Bildner, Phil. High Five for Glenn Burke. Fiction. Farrar, 02/2020. 278pp. $16.99. 978-0-374-31273-2. OUTSTANDING. GRADES 4-8.

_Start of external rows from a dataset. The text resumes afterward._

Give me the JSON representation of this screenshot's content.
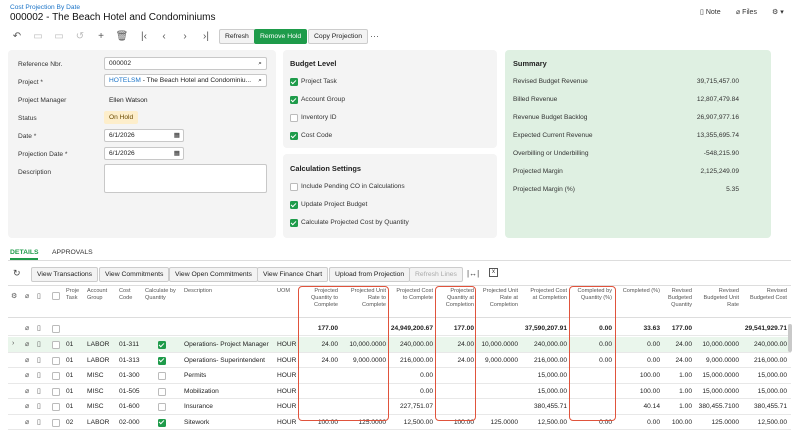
{
  "header": {
    "breadcrumb": "Cost Projection By Date",
    "title": "000002 - The Beach Hotel and Condominiums",
    "note_label": "Note",
    "files_label": "Files"
  },
  "toolbar": {
    "refresh_label": "Refresh",
    "remove_hold_label": "Remove Hold",
    "copy_projection_label": "Copy Projection",
    "more": "···"
  },
  "form": {
    "ref_label": "Reference Nbr.",
    "ref_value": "000002",
    "project_label": "Project *",
    "project_code": "HOTELSM",
    "project_name": " - The Beach Hotel and Condominiu...",
    "manager_label": "Project Manager",
    "manager_value": "Ellen Watson",
    "status_label": "Status",
    "status_value": "On Hold",
    "date_label": "Date *",
    "date_value": "6/1/2026",
    "projdate_label": "Projection Date *",
    "projdate_value": "6/1/2026",
    "desc_label": "Description"
  },
  "budget_level": {
    "title": "Budget Level",
    "items": [
      {
        "label": "Project Task",
        "checked": true
      },
      {
        "label": "Account Group",
        "checked": true
      },
      {
        "label": "Inventory ID",
        "checked": false
      },
      {
        "label": "Cost Code",
        "checked": true
      }
    ]
  },
  "calc_settings": {
    "title": "Calculation Settings",
    "items": [
      {
        "label": "Include Pending CO in Calculations",
        "checked": false
      },
      {
        "label": "Update Project Budget",
        "checked": true
      },
      {
        "label": "Calculate Projected Cost by Quantity",
        "checked": true
      }
    ]
  },
  "summary": {
    "title": "Summary",
    "rows": [
      {
        "label": "Revised Budget Revenue",
        "value": "39,715,457.00"
      },
      {
        "label": "Billed Revenue",
        "value": "12,807,479.84"
      },
      {
        "label": "Revenue Budget Backlog",
        "value": "26,907,977.16"
      },
      {
        "label": "Expected Current Revenue",
        "value": "13,355,695.74"
      },
      {
        "label": "Overbilling or Underbilling",
        "value": "-548,215.90"
      },
      {
        "label": "Projected Margin",
        "value": "2,125,249.09"
      },
      {
        "label": "Projected Margin (%)",
        "value": "5.35"
      }
    ]
  },
  "tabs": {
    "details": "DETAILS",
    "approvals": "APPROVALS"
  },
  "grid_toolbar": {
    "view_transactions": "View Transactions",
    "view_commitments": "View Commitments",
    "view_open_commitments": "View Open Commitments",
    "view_finance_chart": "View Finance Chart",
    "upload_from_projection": "Upload from Projection",
    "refresh_lines": "Refresh Lines"
  },
  "grid": {
    "columns": {
      "task": "Proje\nTask",
      "account_group": "Account\nGroup",
      "cost_code": "Cost\nCode",
      "calc_by_qty": "Calculate by\nQuantity",
      "description": "Description",
      "uom": "UOM",
      "pqtc": "Projected\nQuantity to\nComplete",
      "purtc": "Projected Unit\nRate to\nComplete",
      "pctc": "Projected Cost\nto Complete",
      "pqac": "Projected\nQuantity at\nCompletion",
      "purac": "Projected Unit\nRate at\nCompletion",
      "pcac": "Projected Cost\nat Completion",
      "cbq": "Completed by\nQuantity (%)",
      "cp": "Completed (%)",
      "rbq": "Revised\nBudgeted\nQuantity",
      "rbur": "Revised\nBudgeted Unit\nRate",
      "rbc": "Revised\nBudgeted Cost"
    },
    "totals": {
      "pqtc": "177.00",
      "pctc": "24,949,200.67",
      "pqac": "177.00",
      "pcac": "37,590,207.91",
      "cbq": "0.00",
      "cp": "33.63",
      "rbq": "177.00",
      "rbc": "29,541,929.71"
    },
    "rows": [
      {
        "task": "01",
        "group": "LABOR",
        "code": "01-311",
        "calc": true,
        "desc": "Operations- Project Manager",
        "uom": "HOUR",
        "pqtc": "24.00",
        "purtc": "10,000.0000",
        "pctc": "240,000.00",
        "pqac": "24.00",
        "purac": "10,000.0000",
        "pcac": "240,000.00",
        "cbq": "0.00",
        "cp": "0.00",
        "rbq": "24.00",
        "rbur": "10,000.0000",
        "rbc": "240,000.00"
      },
      {
        "task": "01",
        "group": "LABOR",
        "code": "01-313",
        "calc": true,
        "desc": "Operations- Superintendent",
        "uom": "HOUR",
        "pqtc": "24.00",
        "purtc": "9,000.0000",
        "pctc": "216,000.00",
        "pqac": "24.00",
        "purac": "9,000.0000",
        "pcac": "216,000.00",
        "cbq": "0.00",
        "cp": "0.00",
        "rbq": "24.00",
        "rbur": "9,000.0000",
        "rbc": "216,000.00"
      },
      {
        "task": "01",
        "group": "MISC",
        "code": "01-300",
        "calc": false,
        "desc": "Permits",
        "uom": "HOUR",
        "pqtc": "",
        "purtc": "",
        "pctc": "0.00",
        "pqac": "",
        "purac": "",
        "pcac": "15,000.00",
        "cbq": "",
        "cp": "100.00",
        "rbq": "1.00",
        "rbur": "15,000.0000",
        "rbc": "15,000.00"
      },
      {
        "task": "01",
        "group": "MISC",
        "code": "01-505",
        "calc": false,
        "desc": "Mobilization",
        "uom": "HOUR",
        "pqtc": "",
        "purtc": "",
        "pctc": "0.00",
        "pqac": "",
        "purac": "",
        "pcac": "15,000.00",
        "cbq": "",
        "cp": "100.00",
        "rbq": "1.00",
        "rbur": "15,000.0000",
        "rbc": "15,000.00"
      },
      {
        "task": "01",
        "group": "MISC",
        "code": "01-600",
        "calc": false,
        "desc": "Insurance",
        "uom": "HOUR",
        "pqtc": "",
        "purtc": "",
        "pctc": "227,751.07",
        "pqac": "",
        "purac": "",
        "pcac": "380,455.71",
        "cbq": "",
        "cp": "40.14",
        "rbq": "1.00",
        "rbur": "380,455.7100",
        "rbc": "380,455.71"
      },
      {
        "task": "02",
        "group": "LABOR",
        "code": "02-000",
        "calc": true,
        "desc": "Sitework",
        "uom": "HOUR",
        "pqtc": "100.00",
        "purtc": "125.0000",
        "pctc": "12,500.00",
        "pqac": "100.00",
        "purac": "125.0000",
        "pcac": "12,500.00",
        "cbq": "0.00",
        "cp": "0.00",
        "rbq": "100.00",
        "rbur": "125.0000",
        "rbc": "12,500.00"
      }
    ]
  },
  "colors": {
    "accent": "#1e9b4a",
    "link": "#1a73c7",
    "highlight": "#e0533c",
    "summary_bg": "#dff0e2"
  }
}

Silas Walker, a self-described “white, floppy-haired, and skinny as a rail” sixth grader, feels as though he has taken a huge step toward coming out when he does a class report on Glenn Burke, a 1970s gay, black baseball player who invented the “high five” and was eventually forced out of the Major Leagues because he was gay. Though Silas doesn’t mention in his presentation that Burke was homosexual, he still feels a sense of accomplishment and is then empowered to come out to his best friend, Zoey, and eventually to an adult coach on his diverse baseball team who scolds the players for using racist and homophobic language. Despite an underdeveloped plotline involving Silas’s sister who is presumed to be on the autism spectrum, Silas’s often anguishing journey toward coming out is thoroughly explored, with Silas jeopardizing his friendship with Zoey when, to save face, he tells some teammates that she is his girlfriend; fortunately, he is able to find support in coming out stories he searches for on YouTube. That Silas, while gay, is super into baseball and actually really good at it is refreshing and provides a stark contrast to his paralyzing fear that people will find out he is gay. By the end of the novel, Silas still has only told two people, and not even anyone in his family, but more importantly, he has figured out that one should come out on their own terms, should always show passion and energy for everything they do, and always be authentic, following the motto: “you be you.” Review based on an ARC.
Eric Barbus, San Francisco Public Library